(INPUT DATA)

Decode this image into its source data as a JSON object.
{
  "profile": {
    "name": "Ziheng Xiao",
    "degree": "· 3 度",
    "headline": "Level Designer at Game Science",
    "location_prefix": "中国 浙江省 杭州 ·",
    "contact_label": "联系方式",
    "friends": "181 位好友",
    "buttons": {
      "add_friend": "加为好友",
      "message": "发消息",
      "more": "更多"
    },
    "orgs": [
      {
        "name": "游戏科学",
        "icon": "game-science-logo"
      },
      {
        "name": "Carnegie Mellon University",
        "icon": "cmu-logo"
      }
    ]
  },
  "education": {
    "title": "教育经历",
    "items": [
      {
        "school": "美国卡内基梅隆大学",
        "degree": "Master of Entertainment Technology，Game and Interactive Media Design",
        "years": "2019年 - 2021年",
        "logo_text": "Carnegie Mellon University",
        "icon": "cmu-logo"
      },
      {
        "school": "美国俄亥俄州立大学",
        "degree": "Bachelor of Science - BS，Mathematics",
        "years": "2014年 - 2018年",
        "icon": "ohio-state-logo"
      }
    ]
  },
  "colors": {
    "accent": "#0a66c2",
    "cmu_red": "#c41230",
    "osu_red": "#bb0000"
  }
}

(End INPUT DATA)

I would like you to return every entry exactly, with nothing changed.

● RESULT OF THIS EXERCISE:
Decode this image into its source data as a JSON object.
{
  "profile": {
    "name": "Ziheng Xiao",
    "degree": "· 3 度",
    "headline": "Level Designer at Game Science",
    "location_prefix": "中国 浙江省 杭州 ·",
    "contact_label": "联系方式",
    "friends": "181 位好友",
    "buttons": {
      "add_friend": "加为好友",
      "message": "发消息",
      "more": "更多"
    },
    "orgs": [
      {
        "name": "游戏科学",
        "icon": "game-science-logo"
      },
      {
        "name": "Carnegie Mellon University",
        "icon": "cmu-logo"
      }
    ]
  },
  "education": {
    "title": "教育经历",
    "items": [
      {
        "school": "美国卡内基梅隆大学",
        "degree": "Master of Entertainment Technology，Game and Interactive Media Design",
        "years": "2019年 - 2021年",
        "logo_text": "Carnegie Mellon University",
        "icon": "cmu-logo"
      },
      {
        "school": "美国俄亥俄州立大学",
        "degree": "Bachelor of Science - BS，Mathematics",
        "years": "2014年 - 2018年",
        "icon": "ohio-state-logo"
      }
    ]
  },
  "colors": {
    "accent": "#0a66c2",
    "cmu_red": "#c41230",
    "osu_red": "#bb0000"
  }
}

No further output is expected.